Event type
Seminar
Series
Food History
Event dates
, 5:30PM - 7:00PM
Address
Online- via Zoom
Speakers
Mari Takayanagi (UK Parliamentary Archives), Molly Baer Kramer (Independent Scholar)
Contact
ihr.events@sas.ac.uk
Email only

Mari Takayanagi, UK Parliamentary Archives: The Intoxicating Liquor (Sale to Persons Under 18) Act 1923

Temperance is usually viewed as a Victorian movement, but its ideals lived well into 20th century policy making. Before 1923, a teenager could go into a pub at the age of 14 to buy and drink beer; and aged 16, he or she could also buy spirits. The Intoxicating Liquor (Sale to Persons Under Eighteen) Act 1923 introduced the principle that people should be aged 18 to drink alcohol in bars, still the situation today, yet it is largely overlooked in studies of temperance, drink and society. It was the first successful private members' bill passed by a woman MP, Nancy Astor, a great temperance advocate. This paper will consider the background to Astor's Bill, which emerged from ongoing wartime liquor restrictions, a changing discourse over alcohol and public health after the First World War, and a petition signed by 116,000 teachers. It will analyse the Parliamentary passage of the Bill, which took place in the face of die-hard opposition from many of Astor's fellow Conservative MPs. It will argue that although amendments reduced the impact of the Act, it was a significant achievement in the political circumstances; that Astor's role has been frequently downplayed and misunderstood; and that the Act deserves better recognition as a success for temperance campaigners and for its long-lasting impact on society. Astor's Bill was also opposed by Edwin Scrymgeour, Britain's only Prohibitionist MP, and the paper will consider how his extreme version of alcohol control may have assisted Astor in her more moderate approach.
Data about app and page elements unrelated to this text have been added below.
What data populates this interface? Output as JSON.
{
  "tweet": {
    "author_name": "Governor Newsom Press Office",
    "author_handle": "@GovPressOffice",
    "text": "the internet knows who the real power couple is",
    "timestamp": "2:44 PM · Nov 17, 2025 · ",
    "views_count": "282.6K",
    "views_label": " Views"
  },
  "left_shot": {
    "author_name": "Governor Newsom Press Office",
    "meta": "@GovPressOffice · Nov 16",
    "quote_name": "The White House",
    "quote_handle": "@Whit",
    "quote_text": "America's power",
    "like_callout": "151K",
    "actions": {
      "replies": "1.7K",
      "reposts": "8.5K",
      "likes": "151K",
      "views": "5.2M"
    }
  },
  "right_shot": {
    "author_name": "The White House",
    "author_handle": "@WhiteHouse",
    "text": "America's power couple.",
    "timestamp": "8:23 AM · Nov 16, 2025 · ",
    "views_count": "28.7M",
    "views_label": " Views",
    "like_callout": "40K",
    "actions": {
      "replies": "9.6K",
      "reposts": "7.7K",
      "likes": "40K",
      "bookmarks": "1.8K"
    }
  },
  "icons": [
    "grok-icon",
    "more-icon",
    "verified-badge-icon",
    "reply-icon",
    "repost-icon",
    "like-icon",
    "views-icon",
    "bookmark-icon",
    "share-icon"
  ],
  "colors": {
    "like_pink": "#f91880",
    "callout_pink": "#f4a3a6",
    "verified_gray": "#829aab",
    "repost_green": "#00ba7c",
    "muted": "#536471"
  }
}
Molly Baer Kramer, Independent Scholar: The Importance of Being Pure’: Attitudes to Health and the Body among Vegetarians and Anti-Vivisectionists in England, 1950-1980 

The body and violations of it have long been a concern of the humanitarian movement. In the animal welfare movement, the animal body in conditions of pain—abused,  diseased, injured, confined, abandoned—has taken principal place in image and rhetoric since the movement’s founding in the UK in the early nineteenth century. While protecting  animals’ bodies from unnecessary pain was and is a central motivation, vegetarians and anti vivisectionists were, in this period, equally motivated to protect human health.  Meat was not just a product of suffering, these reformers instructed readers of their  literature, but unclean and unhealthy. Health and illness mirrored the oppositions of purity  and pollution: on one side, cleanliness, safety, wholeness, and naturalness; on the other, filth  and impurity, danger, deficiency, and artificiality. Therefore, health food was also considered good, whole, pure, and natural; while unhealthy food was filthy, contaminated, harmful, deficient, and unnatural. 

Protecting their own bodies from pollution was a central tenet of vegetarian and anti vivisectionist health ideology, informing their interest in anti-drink and anti-vaccination. and,  later, their opposition to blood transfusion and organ transplantation. This paper will investigate the intersections of attitudes to meat, animality, pollution and health in these movements in the later twentieth century. How did these positions—an  interest in human health, and in the welfare of animals—interact? And what impact did aversion to ingesting animal products have on their attitudes to the animals themselves? 

All welcome - This event is free, but booking is required.